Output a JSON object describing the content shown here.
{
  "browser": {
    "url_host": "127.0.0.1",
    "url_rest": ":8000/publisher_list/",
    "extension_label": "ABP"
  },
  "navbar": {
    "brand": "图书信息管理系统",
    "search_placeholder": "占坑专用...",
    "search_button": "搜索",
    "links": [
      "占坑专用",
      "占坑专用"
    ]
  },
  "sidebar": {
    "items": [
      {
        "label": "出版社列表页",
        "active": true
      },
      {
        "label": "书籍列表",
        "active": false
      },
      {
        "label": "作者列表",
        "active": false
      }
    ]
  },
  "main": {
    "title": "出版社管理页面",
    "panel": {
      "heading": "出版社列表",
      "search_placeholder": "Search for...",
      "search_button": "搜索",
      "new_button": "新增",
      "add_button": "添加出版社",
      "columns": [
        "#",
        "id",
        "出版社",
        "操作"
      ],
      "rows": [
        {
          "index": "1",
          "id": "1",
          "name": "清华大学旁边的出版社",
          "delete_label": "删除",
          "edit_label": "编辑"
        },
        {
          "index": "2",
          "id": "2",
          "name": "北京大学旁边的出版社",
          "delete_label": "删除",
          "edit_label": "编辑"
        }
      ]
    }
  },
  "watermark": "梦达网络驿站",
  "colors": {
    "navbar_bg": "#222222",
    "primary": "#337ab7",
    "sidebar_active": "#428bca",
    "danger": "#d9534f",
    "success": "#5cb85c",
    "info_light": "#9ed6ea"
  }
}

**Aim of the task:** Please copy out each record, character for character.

**Problem solution:**
Output a JSON object describing the content shown here.
{
  "browser": {
    "url_host": "127.0.0.1",
    "url_rest": ":8000/publisher_list/",
    "extension_label": "ABP"
  },
  "navbar": {
    "brand": "图书信息管理系统",
    "search_placeholder": "占坑专用...",
    "search_button": "搜索",
    "links": [
      "占坑专用",
      "占坑专用"
    ]
  },
  "sidebar": {
    "items": [
      {
        "label": "出版社列表页",
        "active": true
      },
      {
        "label": "书籍列表",
        "active": false
      },
      {
        "label": "作者列表",
        "active": false
      }
    ]
  },
  "main": {
    "title": "出版社管理页面",
    "panel": {
      "heading": "出版社列表",
      "search_placeholder": "Search for...",
      "search_button": "搜索",
      "new_button": "新增",
      "add_button": "添加出版社",
      "columns": [
        "#",
        "id",
        "出版社",
        "操作"
      ],
      "rows": [
        {
          "index": "1",
          "id": "1",
          "name": "清华大学旁边的出版社",
          "delete_label": "删除",
          "edit_label": "编辑"
        },
        {
          "index": "2",
          "id": "2",
          "name": "北京大学旁边的出版社",
          "delete_label": "删除",
          "edit_label": "编辑"
        }
      ]
    }
  },
  "watermark": "梦达网络驿站",
  "colors": {
    "navbar_bg": "#222222",
    "primary": "#337ab7",
    "sidebar_active": "#428bca",
    "danger": "#d9534f",
    "success": "#5cb85c",
    "info_light": "#9ed6ea"
  }
}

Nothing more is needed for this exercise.